▶ **Prompt**
Nothing but the lines from the one containing "Give me the" through the last line of the records below should be written out, each exactly as it stands.

*** Records supplied Section Begins ***

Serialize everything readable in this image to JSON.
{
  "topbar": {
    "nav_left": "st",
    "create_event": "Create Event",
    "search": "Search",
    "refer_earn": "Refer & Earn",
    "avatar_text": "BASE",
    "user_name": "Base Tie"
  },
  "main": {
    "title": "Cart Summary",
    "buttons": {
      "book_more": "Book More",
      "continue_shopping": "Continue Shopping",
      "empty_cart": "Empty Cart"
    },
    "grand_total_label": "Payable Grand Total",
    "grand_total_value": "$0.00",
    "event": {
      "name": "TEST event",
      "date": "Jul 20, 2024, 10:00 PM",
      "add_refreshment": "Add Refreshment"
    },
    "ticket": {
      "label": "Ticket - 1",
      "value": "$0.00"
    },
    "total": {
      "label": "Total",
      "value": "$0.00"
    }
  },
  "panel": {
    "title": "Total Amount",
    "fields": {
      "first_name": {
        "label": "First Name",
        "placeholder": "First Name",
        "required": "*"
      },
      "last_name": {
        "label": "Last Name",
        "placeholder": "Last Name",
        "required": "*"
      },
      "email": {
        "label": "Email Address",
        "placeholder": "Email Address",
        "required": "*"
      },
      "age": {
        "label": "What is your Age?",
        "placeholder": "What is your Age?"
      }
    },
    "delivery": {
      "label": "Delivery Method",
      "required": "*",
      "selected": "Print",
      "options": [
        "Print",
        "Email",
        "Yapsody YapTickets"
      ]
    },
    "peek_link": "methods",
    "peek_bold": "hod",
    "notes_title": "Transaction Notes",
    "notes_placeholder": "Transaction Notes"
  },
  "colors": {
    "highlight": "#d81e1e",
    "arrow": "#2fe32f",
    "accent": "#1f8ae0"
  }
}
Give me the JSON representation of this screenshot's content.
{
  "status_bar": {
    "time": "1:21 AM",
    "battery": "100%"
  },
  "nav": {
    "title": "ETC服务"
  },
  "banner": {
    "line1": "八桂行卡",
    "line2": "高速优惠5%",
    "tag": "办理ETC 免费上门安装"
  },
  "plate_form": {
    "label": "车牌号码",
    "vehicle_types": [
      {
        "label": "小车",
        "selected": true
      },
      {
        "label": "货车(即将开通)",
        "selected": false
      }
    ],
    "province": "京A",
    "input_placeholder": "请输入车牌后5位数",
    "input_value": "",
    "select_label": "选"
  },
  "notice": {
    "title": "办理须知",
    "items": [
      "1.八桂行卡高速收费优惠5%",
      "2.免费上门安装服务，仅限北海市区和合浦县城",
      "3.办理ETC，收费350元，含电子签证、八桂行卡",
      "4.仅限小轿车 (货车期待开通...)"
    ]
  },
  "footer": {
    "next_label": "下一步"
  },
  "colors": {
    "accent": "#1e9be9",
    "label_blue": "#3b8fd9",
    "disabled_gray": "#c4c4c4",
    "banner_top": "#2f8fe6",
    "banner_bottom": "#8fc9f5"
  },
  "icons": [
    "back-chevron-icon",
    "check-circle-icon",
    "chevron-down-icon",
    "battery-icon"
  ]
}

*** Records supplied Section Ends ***

▶ **Reply to the task**
Give me the JSON representation of this screenshot's content.
{
  "status_bar": {
    "time": "1:21 AM",
    "battery": "100%"
  },
  "nav": {
    "title": "ETC服务"
  },
  "banner": {
    "line1": "八桂行卡",
    "line2": "高速优惠5%",
    "tag": "办理ETC 免费上门安装"
  },
  "plate_form": {
    "label": "车牌号码",
    "vehicle_types": [
      {
        "label": "小车",
        "selected": true
      },
      {
        "label": "货车(即将开通)",
        "selected": false
      }
    ],
    "province": "京A",
    "input_placeholder": "请输入车牌后5位数",
    "input_value": "",
    "select_label": "选"
  },
  "notice": {
    "title": "办理须知",
    "items": [
      "1.八桂行卡高速收费优惠5%",
      "2.免费上门安装服务，仅限北海市区和合浦县城",
      "3.办理ETC，收费350元，含电子签证、八桂行卡",
      "4.仅限小轿车 (货车期待开通...)"
    ]
  },
  "footer": {
    "next_label": "下一步"
  },
  "colors": {
    "accent": "#1e9be9",
    "label_blue": "#3b8fd9",
    "disabled_gray": "#c4c4c4",
    "banner_top": "#2f8fe6",
    "banner_bottom": "#8fc9f5"
  },
  "icons": [
    "back-chevron-icon",
    "check-circle-icon",
    "chevron-down-icon",
    "battery-icon"
  ]
}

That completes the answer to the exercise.